Development organizations generally try to preserve buildings before knocking them down, Shattuck said.
“For so many people, no matter what the condition of their community, if they’ve been there and they’ve grown up there, it’s still home,” he said.
But demolition isn’t always avoidable.
“There’s so many buildings that have been walked away from that we now have a number of buildings that aren’t really feasible to rehabilitate,” Shattuck said.
That pattern exists across the state in both rural and urban areas, said Julie Fitzpatrick, assistant director at the Pennsylvania Downtown Center, a nonprofit that works with communities to revitalize business districts.
Many communities that once depended on a mill or a single industry now are shrinking, Fitzpatrick said. As homes and businesses fall into disrepair or abandonment, the amount of time and resources it would take to save them could seem insurmountable.
Some communities face the challenge of absentee landlords or a lack of resources, she added. Others lack the people willing or able to invest in rehabbing properties and start the ripple effect of redevelopment.

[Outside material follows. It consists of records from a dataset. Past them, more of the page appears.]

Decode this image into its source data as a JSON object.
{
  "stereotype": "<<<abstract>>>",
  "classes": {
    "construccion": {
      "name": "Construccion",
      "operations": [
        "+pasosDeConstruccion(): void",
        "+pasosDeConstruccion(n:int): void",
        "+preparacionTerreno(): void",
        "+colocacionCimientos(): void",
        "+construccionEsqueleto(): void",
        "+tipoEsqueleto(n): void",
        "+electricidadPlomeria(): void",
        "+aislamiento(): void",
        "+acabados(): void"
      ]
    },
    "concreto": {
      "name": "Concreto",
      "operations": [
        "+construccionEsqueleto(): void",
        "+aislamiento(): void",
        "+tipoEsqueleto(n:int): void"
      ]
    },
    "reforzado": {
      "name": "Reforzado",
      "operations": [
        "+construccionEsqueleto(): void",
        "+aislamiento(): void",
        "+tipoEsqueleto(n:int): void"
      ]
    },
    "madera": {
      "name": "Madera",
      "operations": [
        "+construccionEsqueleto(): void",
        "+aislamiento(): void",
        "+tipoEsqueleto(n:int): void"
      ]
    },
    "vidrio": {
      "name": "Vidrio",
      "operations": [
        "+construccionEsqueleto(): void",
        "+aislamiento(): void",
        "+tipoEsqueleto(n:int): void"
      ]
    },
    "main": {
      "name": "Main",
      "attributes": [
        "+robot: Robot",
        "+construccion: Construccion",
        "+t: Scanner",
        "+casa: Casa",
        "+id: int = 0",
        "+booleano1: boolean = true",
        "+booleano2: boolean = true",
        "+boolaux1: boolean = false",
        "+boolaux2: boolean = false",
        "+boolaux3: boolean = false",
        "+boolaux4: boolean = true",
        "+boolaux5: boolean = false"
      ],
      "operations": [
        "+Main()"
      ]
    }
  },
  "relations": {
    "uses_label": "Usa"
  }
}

That is the story of West Newton, community leaders say. It lost about 15 percent of its population from 2000 to 2010, census figures show, falling to just more than 2,600 residents.
The borough, once a thriving 1800s trading post and later home to U.S. Radiator Corp. until the 1950s, hopes to take advantage of its location along the Great Allegheny Passage, a trail that stretches from Pittsburgh to Washington, D.C. It has been working with organizations like the Progress Fund to boost economic development and bring in business that will serve hikers and bikers from Pittsburgh and beyond.
“The upcoming generations, they like to ride bikes, they like to walk around, go in little shops, specialty shops,” said Mayor Mary Popovich, a lifelong West Newton resident who has been in office for nine years.
Blight, however, deters potential investors, Popovich said. Tracking down absentee landlords of abandoned properties and dealing with parcels in foreclosure are tough obstacles for a small borough with limited resources, she said.
And replacing blighted properties with new businesses isn’t as simple as knocking down decrepit buildings, she said. Along with help from the countywide blight program, Popovich said she also would like to see assistance for new businesses looking for money to meet modern code requirements for fire safety, handicapped accessibility or flood zones.
“The problem is that these buildings haven’t been upgraded for years,” she said.
Meredith Baldock and her boyfriend, David Baustert, both of Penn Township, considered that when looking at spaces for Crooked Creek Distillery, their soon-to-open business serving moonshine and barbecue named after a creek in Armstrong County.
The couple settled on West Newton and moved into the old Ford dealership on Water Street, overlooking the Youghiogeny River just over the bridge from the trail head.
The building seemed simple at first glance: 14-foot ceilings and lots of open space to work with. They quickly realized that it was going to take a bit of work to get the cavernous warehouse up to code and equipped with the necessary utilities, Baldock said.
“And it probably hadn’t been cleaned in a hundred years,” she said.
Luckily, they found ways to make the necessary renovations. But Baldock said she wonders whether some of the old, small buildings nearby have the space for code requirements like handicapped accessibility.
“It could end up precluding people from wanting to invest,” Baldock said.
That’s a reality for some first-time business owners or prospective tenants who don’t have the funds to rehabilitate a building, said Aaron Nelson, president of Downtown West Newton, which works to support businesses and economic development in the community.
The volunteer group, which has taken on projects like transforming an abandoned brownfield along the Youghiogeny into a park called Simeral Square, named after the area’s first settlers.
East Main Street already has a few holes in its streetscape where active businesses once stood, Nelson said. He said that he hopes they won’t have to create any more.
“Our goal has always been to preserve the historic nature of downtown,” Nelson said.